Photoshop is expensive, and has a very steep learning curve. It's also not focused on software design - which means that while it's powerful enough to do just about anything, it's not easy to use.
The problem with finding an alternative was that they were no good, either - they were either missing needed features, or their interfaces were too cumbersome.
Sketch 3 is the first great alternative that I've seen, and it's become our main design tool at work. There are a ton of things that make it wonderful; here are a few of mine.

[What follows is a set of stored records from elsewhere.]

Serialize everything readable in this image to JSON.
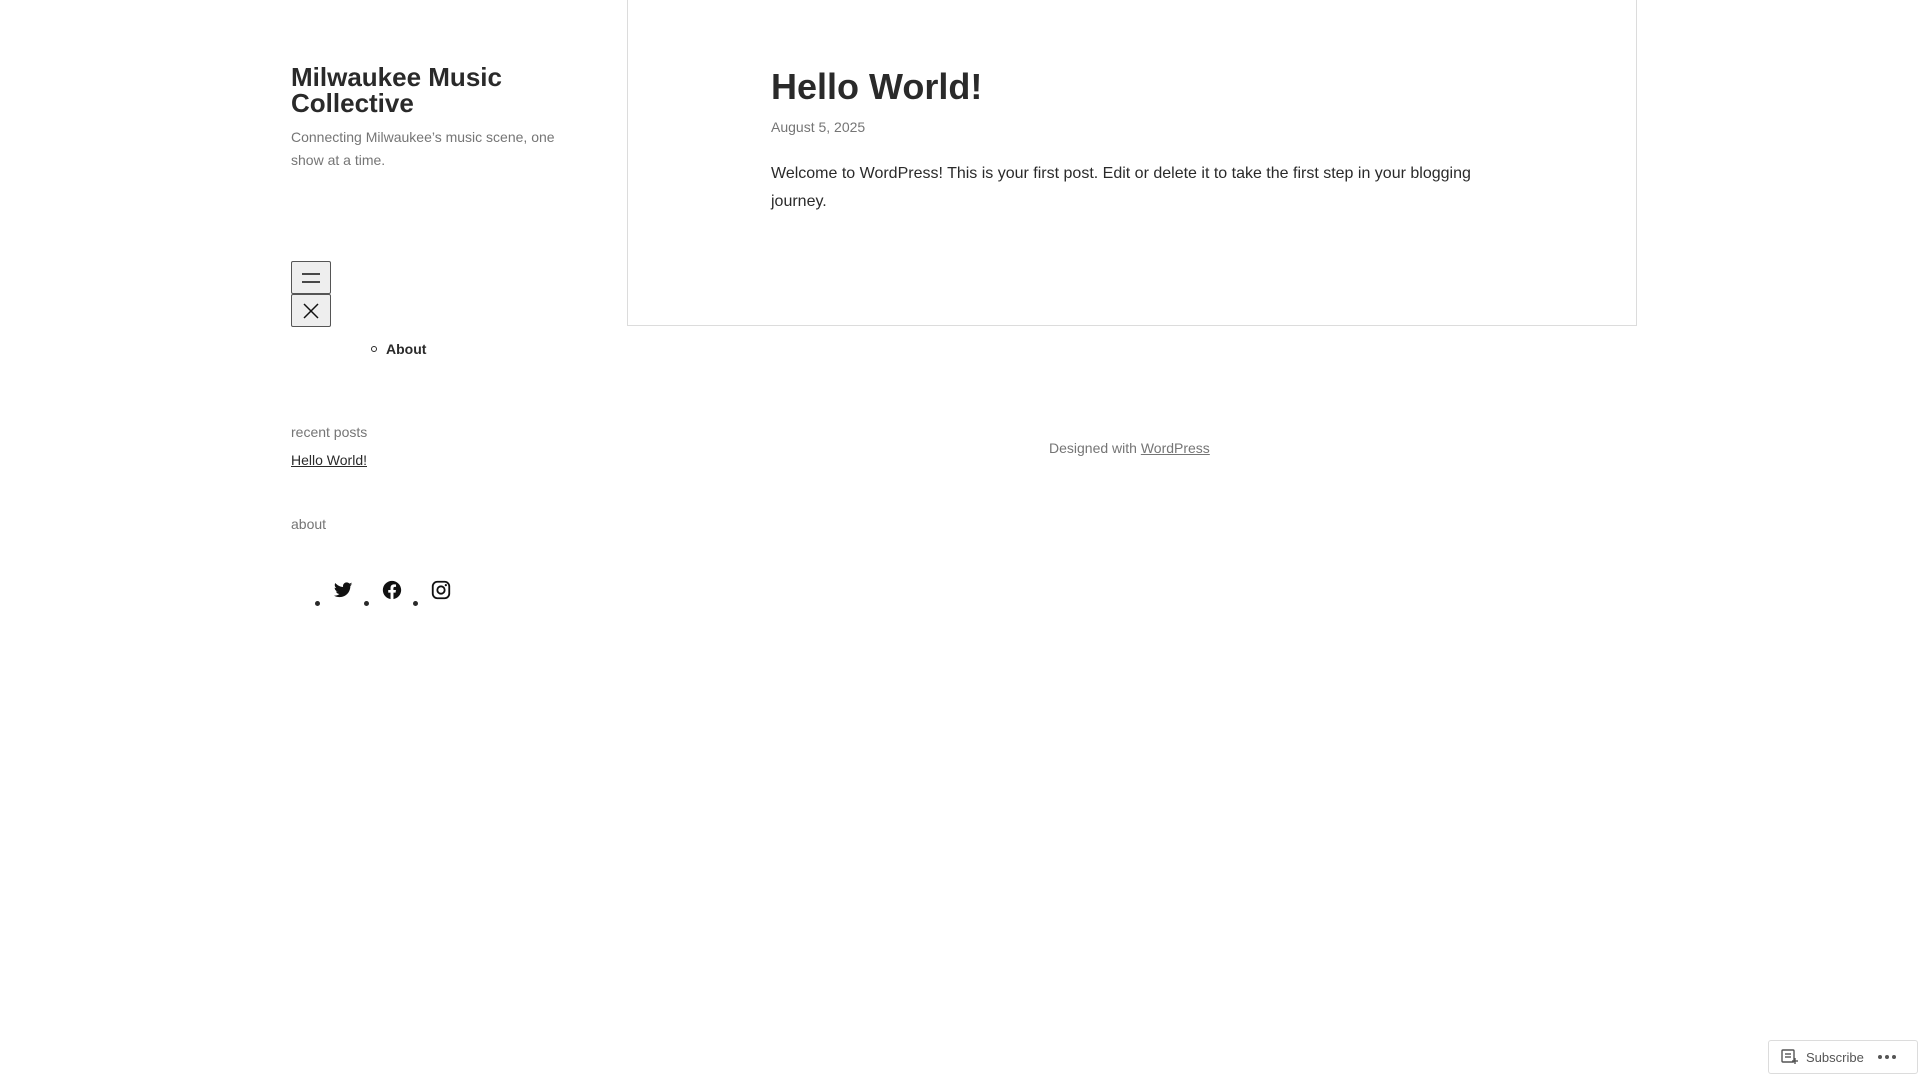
{
  "site": {
    "title": "Milwaukee Music Collective",
    "tagline": "Connecting Milwaukee’s music scene, one show at a time."
  },
  "nav": {
    "open_icon": "hamburger-menu-icon",
    "close_icon": "close-icon",
    "items": [
      {
        "label": "About"
      }
    ]
  },
  "widgets": {
    "recent_posts": {
      "title": "recent posts",
      "items": [
        {
          "label": "Hello World!"
        }
      ]
    },
    "about": {
      "title": "about",
      "social": [
        "twitter-icon",
        "facebook-icon",
        "instagram-icon"
      ]
    }
  },
  "post": {
    "title": "Hello World!",
    "date": "August 5, 2025",
    "body": "Welcome to WordPress! This is your first post. Edit or delete it to take the first step in your blogging journey."
  },
  "footer": {
    "credit_prefix": "Designed with",
    "credit_link": "WordPress"
  },
  "subscribe_bar": {
    "subscribe_label": "Subscribe",
    "subscribe_icon": "reader-icon",
    "more_icon": "ellipsis-icon"
  },
  "colors": {
    "text": "#2a2a2a",
    "muted": "#757575",
    "border": "#dcdcdc"
  }
}
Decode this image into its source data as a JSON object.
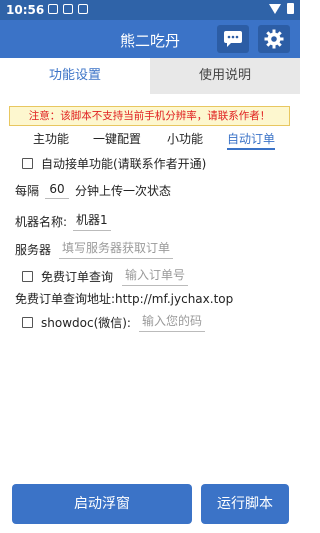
{
  "status_bar": {
    "time": "10:56"
  },
  "app_bar": {
    "title": "熊二吃丹",
    "chat_icon": "chat-bubble-icon",
    "settings_icon": "gear-icon"
  },
  "tabs": [
    {
      "label": "功能设置"
    },
    {
      "label": "使用说明"
    }
  ],
  "notice": "注意：该脚本不支持当前手机分辨率，请联系作者！",
  "subtabs": [
    {
      "label": "主功能"
    },
    {
      "label": "一键配置"
    },
    {
      "label": "小功能"
    },
    {
      "label": "自动订单"
    }
  ],
  "form": {
    "auto_accept_label": "自动接单功能(请联系作者开通)",
    "interval_prefix": "每隔",
    "interval_value": "60",
    "interval_suffix": "分钟上传一次状态",
    "machine_label": "机器名称:",
    "machine_value": "机器1",
    "server_label": "服务器",
    "server_placeholder": "填写服务器获取订单",
    "free_query_label": "免费订单查询",
    "order_placeholder": "输入订单号",
    "free_query_url_text": "免费订单查询地址:http://mf.jychax.top",
    "showdoc_label": "showdoc(微信):",
    "showdoc_placeholder": "输入您的码"
  },
  "buttons": {
    "float": "启动浮窗",
    "run": "运行脚本"
  }
}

Variable-height artboards. in Photoshop, I prefer using layer comps to hold multiple screen states in the same design file. Trouble is, some of those screens are taller than others (for example, maybe you have a long sign-up form, but a short forgot-password view). With Photoshop, you kinda have to choose one screen height. Sketch removes this limitation in a beautiful way with its artboards.
Easy grids. You can easily duplicate an object to make a grid - or if you're duplicating an artboard, it'll drop in at exactly the right place.
Sketch Mirror. You should always, always, always preview your designs on-device. There are tools for doing this with Photoshop (Skala Preview and XScope) but neither works reliably for me - I often have to reset them every few minutes. Sketch Mirror, though? Works every time.
Keyboard shortcuts. Zoom to a selection, zoom to canvas, rename selection, group, ungroup, toggle selection visibility, toggle selection lock - these keyboard shortcuts are your friend. Enjoy them.
Adjust the radius on a rounded rectangle. Yes, Photoshop technically has this, but it is far too finicky to be reliable. Sketch is great at this.
Easy asset exporting. I love using Slicy for exporting assets from Photoshop, but Sketch's built-in tools are vastly better.
Background Blur. This didn't exist in Sketch 2, which is partly why we continued to use Photoshop - with iOS 7’s blur effects, you need background blur to get your nav bars to look right, and while there is a clever workaround with Photoshop's Smart Objects, it's still relatively painful - Sketch makes it vastly easier to design with blur.
Presentation Mode. Press CMD+. to toggle Presentation Mode. No need to export comps to an InDesign file to then generate a PDF - just press the key and you have a great way to handsomely present, right from the design file.
The whole team can use it. Sketch is vastly more affordable, and it's a native app, so developers and testers feel more comfortable jumping in to the files, rather than having to wait for a designer to pull color, opacity, typography, layout, and z-axis stuff out of the costly-and-hard-to-learn Photoshop. It will save you time.
Sketch certainly has its problems, too - for one, the performance can get pretty slow with a complex design file - but it's improving faster than Photoshop is, and is so tuned towards software design that it's been a complete delight to work in full-time.